*Exercise aim*
Your copy should match the records below word for word and contain no pictures.

#### Data to use ####

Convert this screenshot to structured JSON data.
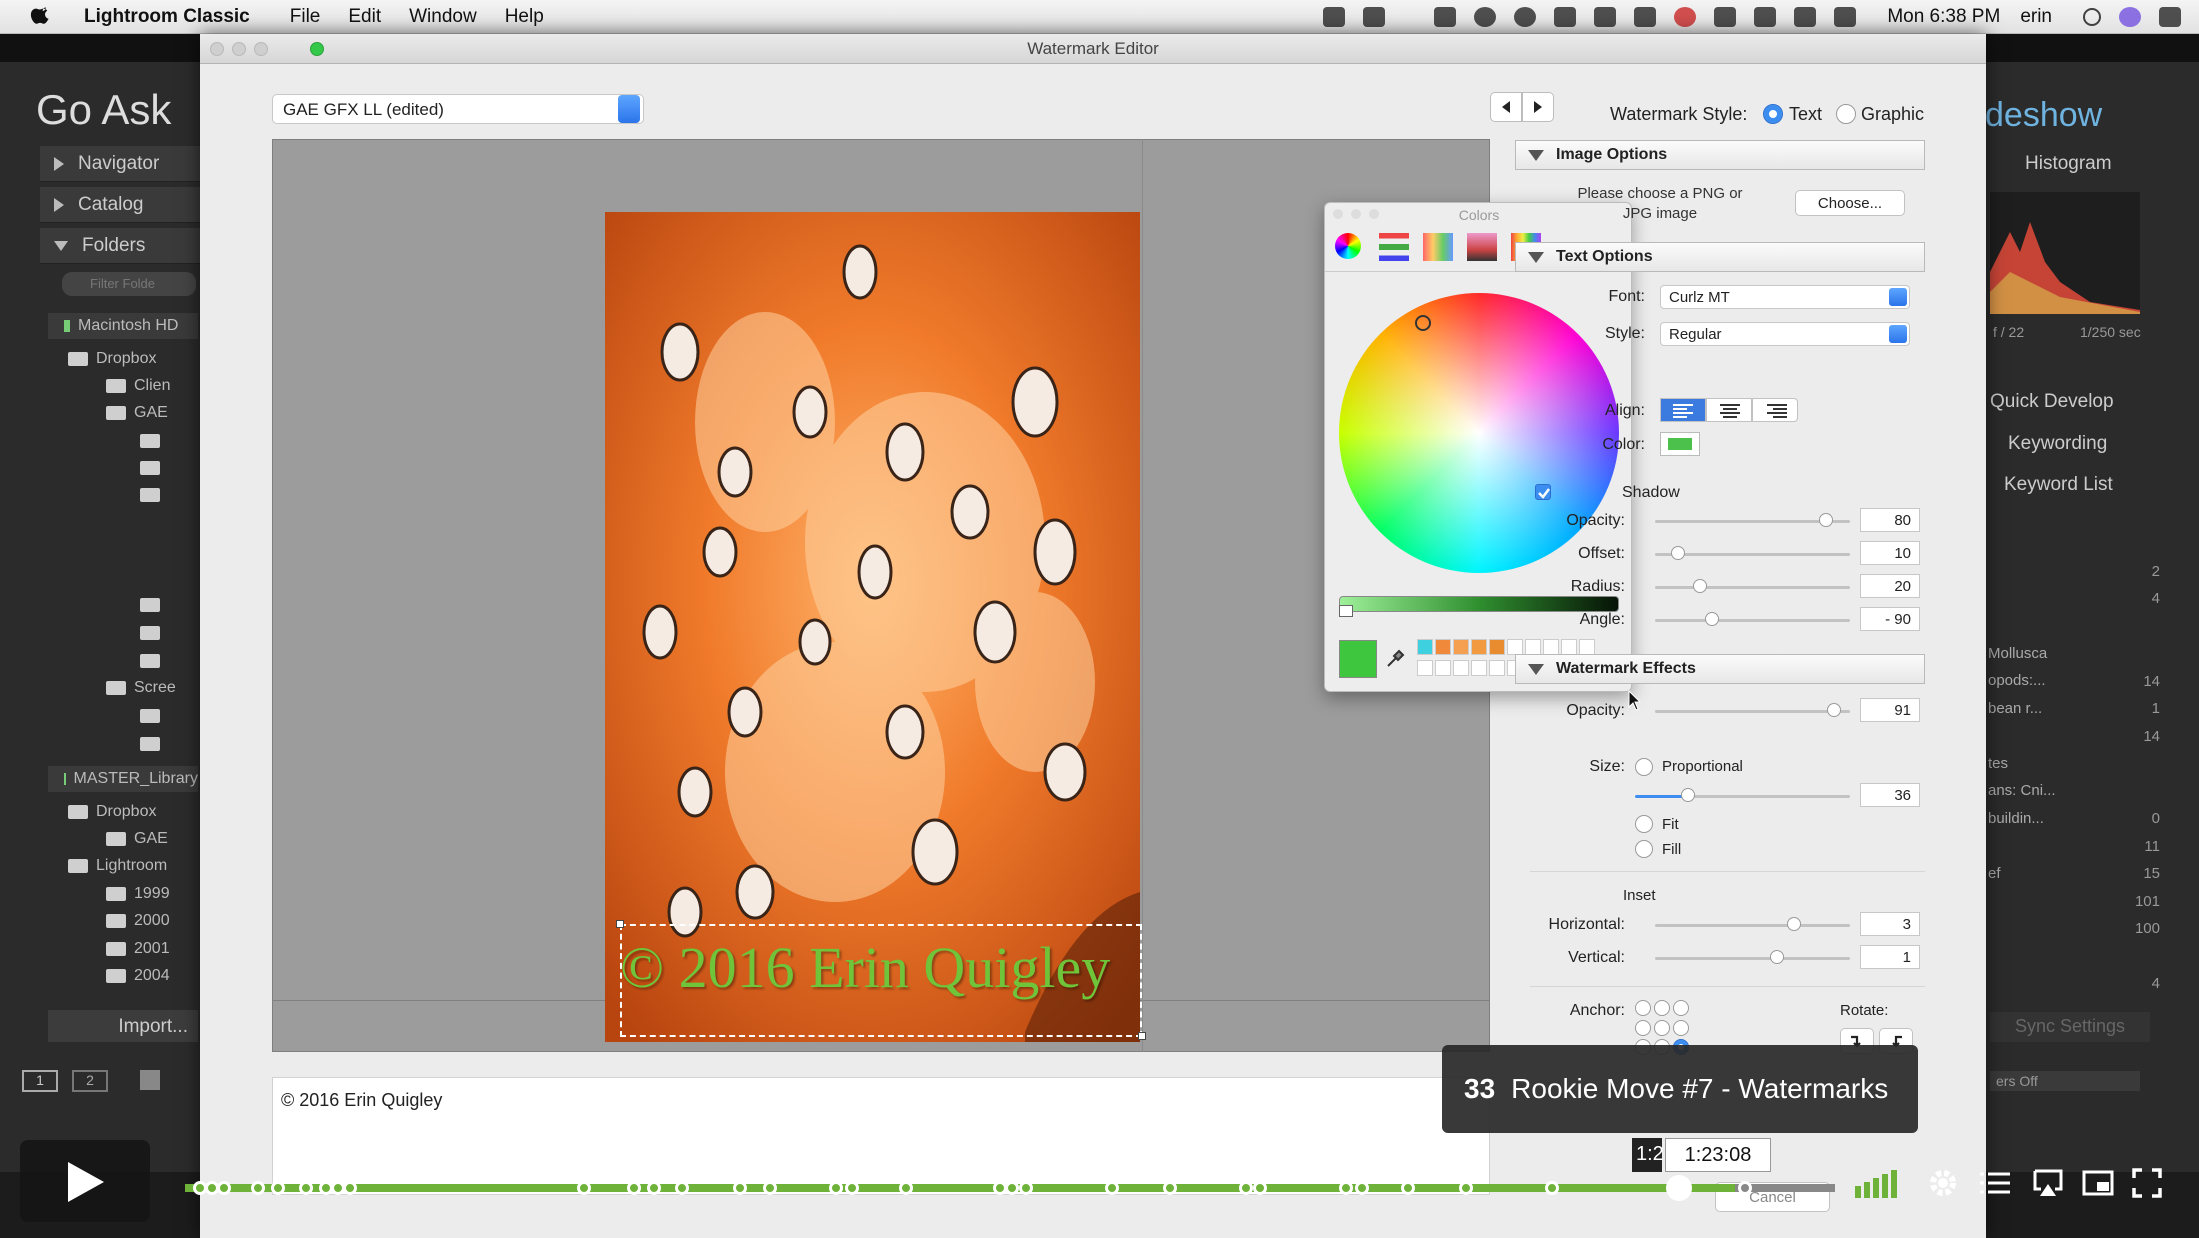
{
  "menubar": {
    "app_name": "Lightroom Classic",
    "items": [
      "File",
      "Edit",
      "Window",
      "Help"
    ],
    "clock": "Mon 6:38 PM",
    "user": "erin"
  },
  "lightroom": {
    "identity_plate": "Go Ask",
    "module_right": "deshow",
    "left_panels": [
      "Navigator",
      "Catalog",
      "Folders"
    ],
    "filter_placeholder": "Filter Folde",
    "volumes": [
      "Macintosh HD",
      "MASTER_Library"
    ],
    "tree": [
      "Dropbox",
      "Clien",
      "GAE",
      "Scree",
      "Dropbox",
      "GAE",
      "Lightroom",
      "1999",
      "2000",
      "2001",
      "2004"
    ],
    "import_label": "Import...",
    "right_panels": [
      "Histogram",
      "Quick Develop",
      "Keywording",
      "Keyword List"
    ],
    "histogram_info": [
      "f / 22",
      "1/250 sec"
    ],
    "keyword_labels": [
      "Mollusca",
      "opods:...",
      "bean r...",
      "tes",
      "ans: Cni...",
      "buildin...",
      "ef"
    ],
    "keyword_counts": [
      "2",
      "4",
      "14",
      "1",
      "14",
      "0",
      "11",
      "15",
      "101",
      "100",
      "4"
    ],
    "sync_label": "Sync Settings",
    "filter_off": "ers Off",
    "filmstrip_pages": [
      "1",
      "2"
    ]
  },
  "dialog": {
    "title": "Watermark Editor",
    "preset": "GAE GFX LL (edited)",
    "watermark_style_label": "Watermark Style:",
    "style_text": "Text",
    "style_graphic": "Graphic",
    "style_selected": "Text",
    "watermark_text": "© 2016 Erin Quigley",
    "caption_value": "© 2016 Erin Quigley",
    "cancel_label": "Cancel"
  },
  "colors_panel": {
    "title": "Colors",
    "current_color": "#3ec63e",
    "swatches": [
      "#3fd0e0",
      "#f08a3a",
      "#f5a050",
      "#f29a40",
      "#e98c30"
    ]
  },
  "image_options": {
    "header": "Image Options",
    "prompt": "Please choose a PNG or JPG image",
    "choose_label": "Choose..."
  },
  "text_options": {
    "header": "Text Options",
    "font_label": "Font:",
    "font_value": "Curlz MT",
    "style_label": "Style:",
    "style_value": "Regular",
    "align_label": "Align:",
    "color_label": "Color:",
    "color_value": "#4cc24c",
    "shadow_label": "Shadow",
    "shadow_checked": true,
    "shadow": [
      {
        "label": "Opacity:",
        "value": "80"
      },
      {
        "label": "Offset:",
        "value": "10"
      },
      {
        "label": "Radius:",
        "value": "20"
      },
      {
        "label": "Angle:",
        "value": "- 90"
      }
    ]
  },
  "watermark_effects": {
    "header": "Watermark Effects",
    "opacity_label": "Opacity:",
    "opacity_value": "91",
    "size_label": "Size:",
    "size_proportional": "Proportional",
    "size_value": "36",
    "size_fit": "Fit",
    "size_fill": "Fill",
    "inset_label": "Inset",
    "horizontal_label": "Horizontal:",
    "horizontal_value": "3",
    "vertical_label": "Vertical:",
    "vertical_value": "1",
    "anchor_label": "Anchor:",
    "rotate_label": "Rotate:"
  },
  "video": {
    "chapter_number": "33",
    "chapter_title": "Rookie Move #7 - Watermarks",
    "hover_time": "1:23:08",
    "current_time_fragment": "1:2"
  }
}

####

*Output of the exercise*
Convert this screenshot to structured JSON data.
{
  "menubar": {
    "app_name": "Lightroom Classic",
    "items": [
      "File",
      "Edit",
      "Window",
      "Help"
    ],
    "clock": "Mon 6:38 PM",
    "user": "erin"
  },
  "lightroom": {
    "identity_plate": "Go Ask",
    "module_right": "deshow",
    "left_panels": [
      "Navigator",
      "Catalog",
      "Folders"
    ],
    "filter_placeholder": "Filter Folde",
    "volumes": [
      "Macintosh HD",
      "MASTER_Library"
    ],
    "tree": [
      "Dropbox",
      "Clien",
      "GAE",
      "Scree",
      "Dropbox",
      "GAE",
      "Lightroom",
      "1999",
      "2000",
      "2001",
      "2004"
    ],
    "import_label": "Import...",
    "right_panels": [
      "Histogram",
      "Quick Develop",
      "Keywording",
      "Keyword List"
    ],
    "histogram_info": [
      "f / 22",
      "1/250 sec"
    ],
    "keyword_labels": [
      "Mollusca",
      "opods:...",
      "bean r...",
      "tes",
      "ans: Cni...",
      "buildin...",
      "ef"
    ],
    "keyword_counts": [
      "2",
      "4",
      "14",
      "1",
      "14",
      "0",
      "11",
      "15",
      "101",
      "100",
      "4"
    ],
    "sync_label": "Sync Settings",
    "filter_off": "ers Off",
    "filmstrip_pages": [
      "1",
      "2"
    ]
  },
  "dialog": {
    "title": "Watermark Editor",
    "preset": "GAE GFX LL (edited)",
    "watermark_style_label": "Watermark Style:",
    "style_text": "Text",
    "style_graphic": "Graphic",
    "style_selected": "Text",
    "watermark_text": "© 2016 Erin Quigley",
    "caption_value": "© 2016 Erin Quigley",
    "cancel_label": "Cancel"
  },
  "colors_panel": {
    "title": "Colors",
    "current_color": "#3ec63e",
    "swatches": [
      "#3fd0e0",
      "#f08a3a",
      "#f5a050",
      "#f29a40",
      "#e98c30"
    ]
  },
  "image_options": {
    "header": "Image Options",
    "prompt": "Please choose a PNG or JPG image",
    "choose_label": "Choose..."
  },
  "text_options": {
    "header": "Text Options",
    "font_label": "Font:",
    "font_value": "Curlz MT",
    "style_label": "Style:",
    "style_value": "Regular",
    "align_label": "Align:",
    "color_label": "Color:",
    "color_value": "#4cc24c",
    "shadow_label": "Shadow",
    "shadow_checked": true,
    "shadow": [
      {
        "label": "Opacity:",
        "value": "80"
      },
      {
        "label": "Offset:",
        "value": "10"
      },
      {
        "label": "Radius:",
        "value": "20"
      },
      {
        "label": "Angle:",
        "value": "- 90"
      }
    ]
  },
  "watermark_effects": {
    "header": "Watermark Effects",
    "opacity_label": "Opacity:",
    "opacity_value": "91",
    "size_label": "Size:",
    "size_proportional": "Proportional",
    "size_value": "36",
    "size_fit": "Fit",
    "size_fill": "Fill",
    "inset_label": "Inset",
    "horizontal_label": "Horizontal:",
    "horizontal_value": "3",
    "vertical_label": "Vertical:",
    "vertical_value": "1",
    "anchor_label": "Anchor:",
    "rotate_label": "Rotate:"
  },
  "video": {
    "chapter_number": "33",
    "chapter_title": "Rookie Move #7 - Watermarks",
    "hover_time": "1:23:08",
    "current_time_fragment": "1:2"
  }
}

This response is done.